Research endorses better air quality for healthier and more productive offices
Improved awareness of poor indoor air quality could lead to healthier and more productive offices, according to research published by the University of Southampton.
Dr Stephen Snow, from Southampton’s School of Electronics and Computer Science (ECS), has made several recommendations to address indoor air quality in a report commissioned by the Government’s Department for Environment, Food and Rural Affairs (DEFRA).
Indoor air quality is a leading cause of health effects and reduced cognitive performance in offices, but has until recently taken a back seat to the more commonly reported concerns over outdoor air quality.
The research in ECS’s Agents, Interaction and Complexity Group evaluated social and behavioural factors that affect the air quality in offices and shared, among many outcomes, that low cost air quality sensors could improve awareness of poor conditions and trigger actions that lead to healthier workplaces.

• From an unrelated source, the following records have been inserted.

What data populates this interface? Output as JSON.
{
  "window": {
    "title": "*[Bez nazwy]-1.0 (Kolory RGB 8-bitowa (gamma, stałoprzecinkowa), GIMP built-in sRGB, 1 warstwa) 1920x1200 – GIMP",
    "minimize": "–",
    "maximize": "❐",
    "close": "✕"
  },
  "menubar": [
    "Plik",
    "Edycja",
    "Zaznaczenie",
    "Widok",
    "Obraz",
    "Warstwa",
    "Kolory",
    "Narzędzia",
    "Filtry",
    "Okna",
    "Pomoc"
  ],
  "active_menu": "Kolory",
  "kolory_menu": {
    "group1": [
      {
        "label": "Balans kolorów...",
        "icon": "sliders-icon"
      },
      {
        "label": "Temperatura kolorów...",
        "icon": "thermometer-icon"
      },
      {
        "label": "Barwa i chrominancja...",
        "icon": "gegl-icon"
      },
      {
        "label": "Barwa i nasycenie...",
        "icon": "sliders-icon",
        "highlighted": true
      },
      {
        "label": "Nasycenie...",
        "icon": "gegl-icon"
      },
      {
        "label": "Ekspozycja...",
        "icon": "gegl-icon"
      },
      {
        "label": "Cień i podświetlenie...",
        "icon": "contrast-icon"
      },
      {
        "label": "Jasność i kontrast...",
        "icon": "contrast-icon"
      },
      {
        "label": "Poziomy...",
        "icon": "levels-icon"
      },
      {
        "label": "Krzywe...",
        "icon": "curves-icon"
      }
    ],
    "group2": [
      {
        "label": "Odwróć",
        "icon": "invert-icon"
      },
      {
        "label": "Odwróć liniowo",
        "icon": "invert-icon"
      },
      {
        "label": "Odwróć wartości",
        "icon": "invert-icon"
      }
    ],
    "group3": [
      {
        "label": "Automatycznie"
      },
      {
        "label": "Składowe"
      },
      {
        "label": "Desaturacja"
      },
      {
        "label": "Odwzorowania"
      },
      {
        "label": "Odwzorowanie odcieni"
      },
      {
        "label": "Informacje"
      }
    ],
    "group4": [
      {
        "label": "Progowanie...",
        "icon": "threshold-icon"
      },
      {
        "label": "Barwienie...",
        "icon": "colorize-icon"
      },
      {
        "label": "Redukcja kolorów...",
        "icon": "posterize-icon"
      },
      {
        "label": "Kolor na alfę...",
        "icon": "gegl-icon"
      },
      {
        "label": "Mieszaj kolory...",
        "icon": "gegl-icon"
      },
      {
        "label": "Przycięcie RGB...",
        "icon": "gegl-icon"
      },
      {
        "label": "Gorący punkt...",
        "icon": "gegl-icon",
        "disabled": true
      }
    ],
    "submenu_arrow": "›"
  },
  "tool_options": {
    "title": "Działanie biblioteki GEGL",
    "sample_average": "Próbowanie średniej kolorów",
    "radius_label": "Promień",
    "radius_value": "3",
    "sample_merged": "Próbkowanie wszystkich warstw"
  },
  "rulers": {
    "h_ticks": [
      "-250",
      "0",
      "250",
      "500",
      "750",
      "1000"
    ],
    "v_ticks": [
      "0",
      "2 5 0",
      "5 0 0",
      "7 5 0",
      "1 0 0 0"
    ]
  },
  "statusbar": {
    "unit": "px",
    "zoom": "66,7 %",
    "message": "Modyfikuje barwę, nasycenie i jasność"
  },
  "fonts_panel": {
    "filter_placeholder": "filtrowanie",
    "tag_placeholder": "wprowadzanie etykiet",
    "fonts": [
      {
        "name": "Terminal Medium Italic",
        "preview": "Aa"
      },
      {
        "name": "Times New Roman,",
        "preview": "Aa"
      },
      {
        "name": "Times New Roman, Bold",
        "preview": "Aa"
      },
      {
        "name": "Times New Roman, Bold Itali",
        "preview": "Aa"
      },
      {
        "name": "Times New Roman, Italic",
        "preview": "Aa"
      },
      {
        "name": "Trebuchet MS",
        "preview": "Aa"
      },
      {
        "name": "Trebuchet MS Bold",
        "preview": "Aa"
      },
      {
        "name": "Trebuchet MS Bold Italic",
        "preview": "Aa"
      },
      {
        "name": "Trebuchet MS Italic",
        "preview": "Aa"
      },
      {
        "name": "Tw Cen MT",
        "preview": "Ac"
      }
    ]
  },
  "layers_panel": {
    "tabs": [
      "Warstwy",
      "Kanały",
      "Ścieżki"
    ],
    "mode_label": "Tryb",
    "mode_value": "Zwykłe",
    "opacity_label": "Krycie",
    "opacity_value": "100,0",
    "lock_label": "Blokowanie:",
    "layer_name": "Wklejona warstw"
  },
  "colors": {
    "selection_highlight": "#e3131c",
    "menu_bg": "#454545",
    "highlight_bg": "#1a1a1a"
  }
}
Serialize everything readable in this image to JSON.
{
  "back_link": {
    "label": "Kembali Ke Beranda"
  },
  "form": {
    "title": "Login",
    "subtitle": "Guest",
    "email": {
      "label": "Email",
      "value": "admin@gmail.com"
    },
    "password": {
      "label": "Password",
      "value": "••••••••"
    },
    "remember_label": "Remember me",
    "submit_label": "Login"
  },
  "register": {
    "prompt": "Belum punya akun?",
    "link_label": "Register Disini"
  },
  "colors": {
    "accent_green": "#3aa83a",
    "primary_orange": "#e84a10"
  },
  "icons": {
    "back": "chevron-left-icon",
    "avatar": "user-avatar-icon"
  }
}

“Because we become acclimatised to the space we're in, cognitive performance can be impacted by inadequate ventilation prior to awareness of the declining indoor air quality,” Stephen explains. “This report outlines opportunities for how indoor air quality visualisations might be designed to inform and support healthier ventilation practices in naturally ventilated offices.”
Findings from the two-part report, which was facilitated by the Public Policy Southampton team, have now been presented to Defra, with discussions for follow-up work underway.
Stephen’s research placed a specific focus on the sphere of influence of occupants for their office’s air quality, rather than exploring engineering solutions or building performance factors over which users have no control.
In highlighting the potential rewards of investment in low cost office sensors, the research made a number of recommendations including that such devices should be ambient, viewable with a quick glance, unobtrusive, provide immediately actionable information and offer human analogies such as pictures of an office worker progressively falling asleep as air quality deteriorates.
The research also suggested that indoor air quality campaigns could focus on prompts for regular and active breaks from seated office work and offer insight into applicable behavioural models to guide future interventions.
As part of a secondment available through Public Policy Southampton and Engineering and Physical Sciences Research Council (EPSRC) Impact Accelerator Account funding, Stephen had the opportunity to draw upon and expand his existing research as part of the REFRESH Project, led by Principal Investigator m.c. schraefel, into how social factors can affect interactions with building controls such as windows and radiators as well as the design of office-based air quality monitors.
An electronic version of the ECS report is available through the Public Policy Southampton website.